(INPUT begins)
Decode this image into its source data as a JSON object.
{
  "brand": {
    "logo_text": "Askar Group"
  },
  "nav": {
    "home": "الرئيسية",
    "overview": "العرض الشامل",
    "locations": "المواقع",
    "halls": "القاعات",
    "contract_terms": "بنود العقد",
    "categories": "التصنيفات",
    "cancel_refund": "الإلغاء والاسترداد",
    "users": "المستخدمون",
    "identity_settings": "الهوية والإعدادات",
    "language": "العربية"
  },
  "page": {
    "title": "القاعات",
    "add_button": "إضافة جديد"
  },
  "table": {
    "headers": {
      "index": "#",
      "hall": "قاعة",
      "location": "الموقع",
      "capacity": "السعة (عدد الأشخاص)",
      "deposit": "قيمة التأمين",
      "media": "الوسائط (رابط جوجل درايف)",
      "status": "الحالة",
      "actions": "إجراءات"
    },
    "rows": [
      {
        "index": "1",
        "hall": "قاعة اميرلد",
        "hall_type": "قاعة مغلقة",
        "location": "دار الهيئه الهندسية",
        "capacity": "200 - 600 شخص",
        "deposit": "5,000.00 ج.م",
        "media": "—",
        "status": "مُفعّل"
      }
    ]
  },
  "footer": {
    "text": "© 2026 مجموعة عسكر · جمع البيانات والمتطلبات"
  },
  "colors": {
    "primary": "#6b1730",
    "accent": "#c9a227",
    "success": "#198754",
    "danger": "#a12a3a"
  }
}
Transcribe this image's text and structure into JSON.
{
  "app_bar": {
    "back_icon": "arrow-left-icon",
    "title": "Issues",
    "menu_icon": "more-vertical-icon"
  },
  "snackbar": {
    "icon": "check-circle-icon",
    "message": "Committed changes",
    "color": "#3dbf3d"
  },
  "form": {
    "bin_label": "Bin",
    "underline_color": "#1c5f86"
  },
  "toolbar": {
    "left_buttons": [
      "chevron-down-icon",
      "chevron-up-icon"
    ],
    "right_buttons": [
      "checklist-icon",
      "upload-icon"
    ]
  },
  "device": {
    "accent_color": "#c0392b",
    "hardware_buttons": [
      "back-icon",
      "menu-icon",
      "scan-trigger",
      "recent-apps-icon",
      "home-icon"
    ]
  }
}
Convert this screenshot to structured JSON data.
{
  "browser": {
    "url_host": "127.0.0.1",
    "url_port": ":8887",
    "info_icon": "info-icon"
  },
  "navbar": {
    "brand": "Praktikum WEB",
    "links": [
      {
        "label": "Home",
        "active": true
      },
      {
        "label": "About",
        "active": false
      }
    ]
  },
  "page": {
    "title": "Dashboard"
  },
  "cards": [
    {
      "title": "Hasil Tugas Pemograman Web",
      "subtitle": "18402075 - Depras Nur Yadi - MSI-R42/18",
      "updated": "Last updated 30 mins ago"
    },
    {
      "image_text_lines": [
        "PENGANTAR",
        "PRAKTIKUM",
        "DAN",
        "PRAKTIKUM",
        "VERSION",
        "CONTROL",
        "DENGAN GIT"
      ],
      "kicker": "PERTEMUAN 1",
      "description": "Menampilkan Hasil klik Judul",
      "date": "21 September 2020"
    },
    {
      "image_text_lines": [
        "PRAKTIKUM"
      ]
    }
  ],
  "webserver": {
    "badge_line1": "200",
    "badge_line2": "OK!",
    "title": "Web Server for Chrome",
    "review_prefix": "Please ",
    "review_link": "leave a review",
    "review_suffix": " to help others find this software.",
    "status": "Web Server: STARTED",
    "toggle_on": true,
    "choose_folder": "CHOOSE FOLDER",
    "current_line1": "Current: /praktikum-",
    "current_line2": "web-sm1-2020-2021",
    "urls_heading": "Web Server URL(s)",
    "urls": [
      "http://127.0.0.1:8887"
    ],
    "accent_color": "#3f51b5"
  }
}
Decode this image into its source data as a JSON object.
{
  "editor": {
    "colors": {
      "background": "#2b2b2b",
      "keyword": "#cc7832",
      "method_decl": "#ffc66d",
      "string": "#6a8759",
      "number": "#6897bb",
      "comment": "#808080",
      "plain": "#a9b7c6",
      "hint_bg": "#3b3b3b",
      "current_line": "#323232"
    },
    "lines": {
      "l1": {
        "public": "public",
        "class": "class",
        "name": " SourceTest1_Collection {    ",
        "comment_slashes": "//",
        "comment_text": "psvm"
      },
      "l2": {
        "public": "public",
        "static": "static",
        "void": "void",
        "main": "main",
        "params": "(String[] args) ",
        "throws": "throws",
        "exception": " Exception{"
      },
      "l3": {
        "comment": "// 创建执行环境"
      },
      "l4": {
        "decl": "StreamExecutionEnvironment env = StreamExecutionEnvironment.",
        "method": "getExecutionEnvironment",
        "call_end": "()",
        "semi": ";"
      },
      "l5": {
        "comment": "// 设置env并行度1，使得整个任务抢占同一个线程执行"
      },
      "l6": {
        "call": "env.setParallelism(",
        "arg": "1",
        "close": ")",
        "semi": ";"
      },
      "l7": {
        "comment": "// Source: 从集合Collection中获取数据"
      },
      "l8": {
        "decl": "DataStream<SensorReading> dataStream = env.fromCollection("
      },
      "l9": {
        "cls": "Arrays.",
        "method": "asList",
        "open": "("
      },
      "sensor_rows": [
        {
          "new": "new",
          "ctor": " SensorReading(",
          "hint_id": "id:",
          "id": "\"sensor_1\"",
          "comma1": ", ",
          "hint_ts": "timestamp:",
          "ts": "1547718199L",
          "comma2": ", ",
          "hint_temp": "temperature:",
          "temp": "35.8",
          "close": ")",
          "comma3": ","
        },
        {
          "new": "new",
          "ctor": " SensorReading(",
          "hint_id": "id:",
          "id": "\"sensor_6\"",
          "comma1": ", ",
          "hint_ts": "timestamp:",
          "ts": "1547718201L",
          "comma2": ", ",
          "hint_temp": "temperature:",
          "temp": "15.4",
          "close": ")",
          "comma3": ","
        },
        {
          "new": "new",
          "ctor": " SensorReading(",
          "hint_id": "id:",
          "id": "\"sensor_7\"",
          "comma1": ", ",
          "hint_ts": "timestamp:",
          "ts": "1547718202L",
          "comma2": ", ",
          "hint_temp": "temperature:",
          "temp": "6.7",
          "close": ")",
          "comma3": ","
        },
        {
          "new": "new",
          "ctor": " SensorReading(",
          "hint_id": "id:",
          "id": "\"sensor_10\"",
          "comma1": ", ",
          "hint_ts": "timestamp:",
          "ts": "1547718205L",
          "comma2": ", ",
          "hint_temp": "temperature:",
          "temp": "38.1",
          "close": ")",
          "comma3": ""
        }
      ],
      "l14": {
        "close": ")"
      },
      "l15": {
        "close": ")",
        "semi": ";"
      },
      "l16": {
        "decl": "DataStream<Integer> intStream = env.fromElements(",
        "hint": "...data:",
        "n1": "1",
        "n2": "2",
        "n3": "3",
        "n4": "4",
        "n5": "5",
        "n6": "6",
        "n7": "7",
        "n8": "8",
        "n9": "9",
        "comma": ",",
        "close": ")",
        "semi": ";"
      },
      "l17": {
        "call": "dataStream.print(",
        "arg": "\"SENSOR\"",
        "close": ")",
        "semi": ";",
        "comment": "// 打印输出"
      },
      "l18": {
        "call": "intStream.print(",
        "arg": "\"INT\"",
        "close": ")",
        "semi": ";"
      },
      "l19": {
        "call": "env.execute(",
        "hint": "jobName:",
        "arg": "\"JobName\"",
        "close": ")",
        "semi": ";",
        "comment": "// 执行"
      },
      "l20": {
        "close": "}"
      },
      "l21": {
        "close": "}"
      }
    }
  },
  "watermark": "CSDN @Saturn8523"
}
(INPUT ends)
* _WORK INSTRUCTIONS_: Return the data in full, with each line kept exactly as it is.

* _ANSWER SPACE_:
Decode this image into its source data as a JSON object.
{
  "brand": {
    "logo_text": "Askar Group"
  },
  "nav": {
    "home": "الرئيسية",
    "overview": "العرض الشامل",
    "locations": "المواقع",
    "halls": "القاعات",
    "contract_terms": "بنود العقد",
    "categories": "التصنيفات",
    "cancel_refund": "الإلغاء والاسترداد",
    "users": "المستخدمون",
    "identity_settings": "الهوية والإعدادات",
    "language": "العربية"
  },
  "page": {
    "title": "القاعات",
    "add_button": "إضافة جديد"
  },
  "table": {
    "headers": {
      "index": "#",
      "hall": "قاعة",
      "location": "الموقع",
      "capacity": "السعة (عدد الأشخاص)",
      "deposit": "قيمة التأمين",
      "media": "الوسائط (رابط جوجل درايف)",
      "status": "الحالة",
      "actions": "إجراءات"
    },
    "rows": [
      {
        "index": "1",
        "hall": "قاعة اميرلد",
        "hall_type": "قاعة مغلقة",
        "location": "دار الهيئه الهندسية",
        "capacity": "200 - 600 شخص",
        "deposit": "5,000.00 ج.م",
        "media": "—",
        "status": "مُفعّل"
      }
    ]
  },
  "footer": {
    "text": "© 2026 مجموعة عسكر · جمع البيانات والمتطلبات"
  },
  "colors": {
    "primary": "#6b1730",
    "accent": "#c9a227",
    "success": "#198754",
    "danger": "#a12a3a"
  }
}
Transcribe this image's text and structure into JSON.
{
  "app_bar": {
    "back_icon": "arrow-left-icon",
    "title": "Issues",
    "menu_icon": "more-vertical-icon"
  },
  "snackbar": {
    "icon": "check-circle-icon",
    "message": "Committed changes",
    "color": "#3dbf3d"
  },
  "form": {
    "bin_label": "Bin",
    "underline_color": "#1c5f86"
  },
  "toolbar": {
    "left_buttons": [
      "chevron-down-icon",
      "chevron-up-icon"
    ],
    "right_buttons": [
      "checklist-icon",
      "upload-icon"
    ]
  },
  "device": {
    "accent_color": "#c0392b",
    "hardware_buttons": [
      "back-icon",
      "menu-icon",
      "scan-trigger",
      "recent-apps-icon",
      "home-icon"
    ]
  }
}
Convert this screenshot to structured JSON data.
{
  "browser": {
    "url_host": "127.0.0.1",
    "url_port": ":8887",
    "info_icon": "info-icon"
  },
  "navbar": {
    "brand": "Praktikum WEB",
    "links": [
      {
        "label": "Home",
        "active": true
      },
      {
        "label": "About",
        "active": false
      }
    ]
  },
  "page": {
    "title": "Dashboard"
  },
  "cards": [
    {
      "title": "Hasil Tugas Pemograman Web",
      "subtitle": "18402075 - Depras Nur Yadi - MSI-R42/18",
      "updated": "Last updated 30 mins ago"
    },
    {
      "image_text_lines": [
        "PENGANTAR",
        "PRAKTIKUM",
        "DAN",
        "PRAKTIKUM",
        "VERSION",
        "CONTROL",
        "DENGAN GIT"
      ],
      "kicker": "PERTEMUAN 1",
      "description": "Menampilkan Hasil klik Judul",
      "date": "21 September 2020"
    },
    {
      "image_text_lines": [
        "PRAKTIKUM"
      ]
    }
  ],
  "webserver": {
    "badge_line1": "200",
    "badge_line2": "OK!",
    "title": "Web Server for Chrome",
    "review_prefix": "Please ",
    "review_link": "leave a review",
    "review_suffix": " to help others find this software.",
    "status": "Web Server: STARTED",
    "toggle_on": true,
    "choose_folder": "CHOOSE FOLDER",
    "current_line1": "Current: /praktikum-",
    "current_line2": "web-sm1-2020-2021",
    "urls_heading": "Web Server URL(s)",
    "urls": [
      "http://127.0.0.1:8887"
    ],
    "accent_color": "#3f51b5"
  }
}
Decode this image into its source data as a JSON object.
{
  "editor": {
    "colors": {
      "background": "#2b2b2b",
      "keyword": "#cc7832",
      "method_decl": "#ffc66d",
      "string": "#6a8759",
      "number": "#6897bb",
      "comment": "#808080",
      "plain": "#a9b7c6",
      "hint_bg": "#3b3b3b",
      "current_line": "#323232"
    },
    "lines": {
      "l1": {
        "public": "public",
        "class": "class",
        "name": " SourceTest1_Collection {    ",
        "comment_slashes": "//",
        "comment_text": "psvm"
      },
      "l2": {
        "public": "public",
        "static": "static",
        "void": "void",
        "main": "main",
        "params": "(String[] args) ",
        "throws": "throws",
        "exception": " Exception{"
      },
      "l3": {
        "comment": "// 创建执行环境"
      },
      "l4": {
        "decl": "StreamExecutionEnvironment env = StreamExecutionEnvironment.",
        "method": "getExecutionEnvironment",
        "call_end": "()",
        "semi": ";"
      },
      "l5": {
        "comment": "// 设置env并行度1，使得整个任务抢占同一个线程执行"
      },
      "l6": {
        "call": "env.setParallelism(",
        "arg": "1",
        "close": ")",
        "semi": ";"
      },
      "l7": {
        "comment": "// Source: 从集合Collection中获取数据"
      },
      "l8": {
        "decl": "DataStream<SensorReading> dataStream = env.fromCollection("
      },
      "l9": {
        "cls": "Arrays.",
        "method": "asList",
        "open": "("
      },
      "sensor_rows": [
        {
          "new": "new",
          "ctor": " SensorReading(",
          "hint_id": "id:",
          "id": "\"sensor_1\"",
          "comma1": ", ",
          "hint_ts": "timestamp:",
          "ts": "1547718199L",
          "comma2": ", ",
          "hint_temp": "temperature:",
          "temp": "35.8",
          "close": ")",
          "comma3": ","
        },
        {
          "new": "new",
          "ctor": " SensorReading(",
          "hint_id": "id:",
          "id": "\"sensor_6\"",
          "comma1": ", ",
          "hint_ts": "timestamp:",
          "ts": "1547718201L",
          "comma2": ", ",
          "hint_temp": "temperature:",
          "temp": "15.4",
          "close": ")",
          "comma3": ","
        },
        {
          "new": "new",
          "ctor": " SensorReading(",
          "hint_id": "id:",
          "id": "\"sensor_7\"",
          "comma1": ", ",
          "hint_ts": "timestamp:",
          "ts": "1547718202L",
          "comma2": ", ",
          "hint_temp": "temperature:",
          "temp": "6.7",
          "close": ")",
          "comma3": ","
        },
        {
          "new": "new",
          "ctor": " SensorReading(",
          "hint_id": "id:",
          "id": "\"sensor_10\"",
          "comma1": ", ",
          "hint_ts": "timestamp:",
          "ts": "1547718205L",
          "comma2": ", ",
          "hint_temp": "temperature:",
          "temp": "38.1",
          "close": ")",
          "comma3": ""
        }
      ],
      "l14": {
        "close": ")"
      },
      "l15": {
        "close": ")",
        "semi": ";"
      },
      "l16": {
        "decl": "DataStream<Integer> intStream = env.fromElements(",
        "hint": "...data:",
        "n1": "1",
        "n2": "2",
        "n3": "3",
        "n4": "4",
        "n5": "5",
        "n6": "6",
        "n7": "7",
        "n8": "8",
        "n9": "9",
        "comma": ",",
        "close": ")",
        "semi": ";"
      },
      "l17": {
        "call": "dataStream.print(",
        "arg": "\"SENSOR\"",
        "close": ")",
        "semi": ";",
        "comment": "// 打印输出"
      },
      "l18": {
        "call": "intStream.print(",
        "arg": "\"INT\"",
        "close": ")",
        "semi": ";"
      },
      "l19": {
        "call": "env.execute(",
        "hint": "jobName:",
        "arg": "\"JobName\"",
        "close": ")",
        "semi": ";",
        "comment": "// 执行"
      },
      "l20": {
        "close": "}"
      },
      "l21": {
        "close": "}"
      }
    }
  },
  "watermark": "CSDN @Saturn8523"
}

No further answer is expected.